Segment Open

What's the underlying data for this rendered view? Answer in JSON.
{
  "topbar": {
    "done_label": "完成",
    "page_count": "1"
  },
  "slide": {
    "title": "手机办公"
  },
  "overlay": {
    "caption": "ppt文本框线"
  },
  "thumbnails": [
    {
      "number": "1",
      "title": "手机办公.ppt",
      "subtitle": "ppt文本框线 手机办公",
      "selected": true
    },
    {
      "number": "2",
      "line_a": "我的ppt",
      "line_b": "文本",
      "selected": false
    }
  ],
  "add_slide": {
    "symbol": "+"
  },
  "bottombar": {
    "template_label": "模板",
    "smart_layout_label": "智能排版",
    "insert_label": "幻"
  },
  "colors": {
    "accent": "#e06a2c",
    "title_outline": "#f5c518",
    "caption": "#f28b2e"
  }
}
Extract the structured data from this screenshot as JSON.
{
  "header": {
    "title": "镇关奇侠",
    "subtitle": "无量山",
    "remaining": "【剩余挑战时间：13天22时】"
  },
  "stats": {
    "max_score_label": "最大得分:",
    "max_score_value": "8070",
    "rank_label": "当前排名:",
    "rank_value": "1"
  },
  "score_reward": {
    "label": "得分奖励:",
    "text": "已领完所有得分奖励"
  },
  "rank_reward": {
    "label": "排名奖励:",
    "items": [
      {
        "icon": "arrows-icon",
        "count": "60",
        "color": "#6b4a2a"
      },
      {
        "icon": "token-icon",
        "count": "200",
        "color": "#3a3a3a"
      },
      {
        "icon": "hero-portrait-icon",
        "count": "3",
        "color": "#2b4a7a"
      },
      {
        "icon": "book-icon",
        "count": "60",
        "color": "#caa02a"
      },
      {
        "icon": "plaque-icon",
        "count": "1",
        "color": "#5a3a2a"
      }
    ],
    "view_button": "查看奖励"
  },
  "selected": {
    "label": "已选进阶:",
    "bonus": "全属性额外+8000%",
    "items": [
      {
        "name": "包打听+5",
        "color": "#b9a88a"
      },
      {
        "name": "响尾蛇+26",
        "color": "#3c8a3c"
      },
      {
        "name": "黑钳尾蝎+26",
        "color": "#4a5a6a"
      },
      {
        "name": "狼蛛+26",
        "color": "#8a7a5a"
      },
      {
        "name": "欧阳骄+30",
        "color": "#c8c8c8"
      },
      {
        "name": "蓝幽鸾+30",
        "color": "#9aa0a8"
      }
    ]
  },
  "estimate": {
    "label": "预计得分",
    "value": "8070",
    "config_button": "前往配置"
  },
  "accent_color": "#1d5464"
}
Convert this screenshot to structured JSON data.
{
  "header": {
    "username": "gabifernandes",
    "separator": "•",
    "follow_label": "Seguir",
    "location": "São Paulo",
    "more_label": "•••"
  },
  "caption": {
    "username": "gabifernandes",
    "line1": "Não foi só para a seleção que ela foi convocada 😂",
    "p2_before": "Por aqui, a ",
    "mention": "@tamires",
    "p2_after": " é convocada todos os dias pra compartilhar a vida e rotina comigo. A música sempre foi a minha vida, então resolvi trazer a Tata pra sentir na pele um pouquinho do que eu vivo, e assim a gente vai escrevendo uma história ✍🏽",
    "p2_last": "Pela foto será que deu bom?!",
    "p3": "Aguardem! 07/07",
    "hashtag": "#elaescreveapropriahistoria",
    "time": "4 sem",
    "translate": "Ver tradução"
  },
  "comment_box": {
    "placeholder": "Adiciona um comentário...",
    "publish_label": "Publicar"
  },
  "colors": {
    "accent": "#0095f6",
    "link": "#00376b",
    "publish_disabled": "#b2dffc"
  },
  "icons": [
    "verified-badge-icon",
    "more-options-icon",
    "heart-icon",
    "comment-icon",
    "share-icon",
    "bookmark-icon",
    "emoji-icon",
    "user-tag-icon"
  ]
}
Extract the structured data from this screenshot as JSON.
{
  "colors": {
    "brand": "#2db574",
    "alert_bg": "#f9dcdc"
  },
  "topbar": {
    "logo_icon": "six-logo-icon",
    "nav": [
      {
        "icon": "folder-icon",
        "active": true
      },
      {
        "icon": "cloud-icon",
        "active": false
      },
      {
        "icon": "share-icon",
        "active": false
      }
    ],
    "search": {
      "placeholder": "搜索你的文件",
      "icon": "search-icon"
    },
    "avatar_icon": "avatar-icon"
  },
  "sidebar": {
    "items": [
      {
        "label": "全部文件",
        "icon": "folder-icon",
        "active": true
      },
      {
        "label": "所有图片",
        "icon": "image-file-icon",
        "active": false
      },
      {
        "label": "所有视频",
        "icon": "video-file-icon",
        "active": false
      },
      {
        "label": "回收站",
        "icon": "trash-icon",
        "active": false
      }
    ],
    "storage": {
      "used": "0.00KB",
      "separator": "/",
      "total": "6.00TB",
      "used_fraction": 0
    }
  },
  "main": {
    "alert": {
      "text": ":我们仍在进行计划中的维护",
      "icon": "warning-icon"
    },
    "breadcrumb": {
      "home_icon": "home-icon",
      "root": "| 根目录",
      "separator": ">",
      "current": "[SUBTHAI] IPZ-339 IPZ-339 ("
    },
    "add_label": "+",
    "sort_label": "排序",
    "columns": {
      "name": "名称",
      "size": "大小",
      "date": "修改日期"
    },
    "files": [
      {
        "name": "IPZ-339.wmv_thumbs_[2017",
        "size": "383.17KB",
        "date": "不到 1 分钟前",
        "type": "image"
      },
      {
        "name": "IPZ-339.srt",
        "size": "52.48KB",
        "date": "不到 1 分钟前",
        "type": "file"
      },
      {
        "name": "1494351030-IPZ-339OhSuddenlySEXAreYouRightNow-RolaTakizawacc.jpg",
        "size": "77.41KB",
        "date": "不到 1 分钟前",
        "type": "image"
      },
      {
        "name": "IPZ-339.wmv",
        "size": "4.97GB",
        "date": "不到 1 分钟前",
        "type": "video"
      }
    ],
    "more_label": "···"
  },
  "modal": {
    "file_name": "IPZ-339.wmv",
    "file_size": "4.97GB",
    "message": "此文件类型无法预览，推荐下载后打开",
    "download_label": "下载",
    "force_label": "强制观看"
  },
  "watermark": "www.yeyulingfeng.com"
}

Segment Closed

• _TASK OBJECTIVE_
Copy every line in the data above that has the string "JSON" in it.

• _EXERCISE SOLUTION_
What's the underlying data for this rendered view? Answer in JSON.
Extract the structured data from this screenshot as JSON.
Convert this screenshot to structured JSON data.
Extract the structured data from this screenshot as JSON.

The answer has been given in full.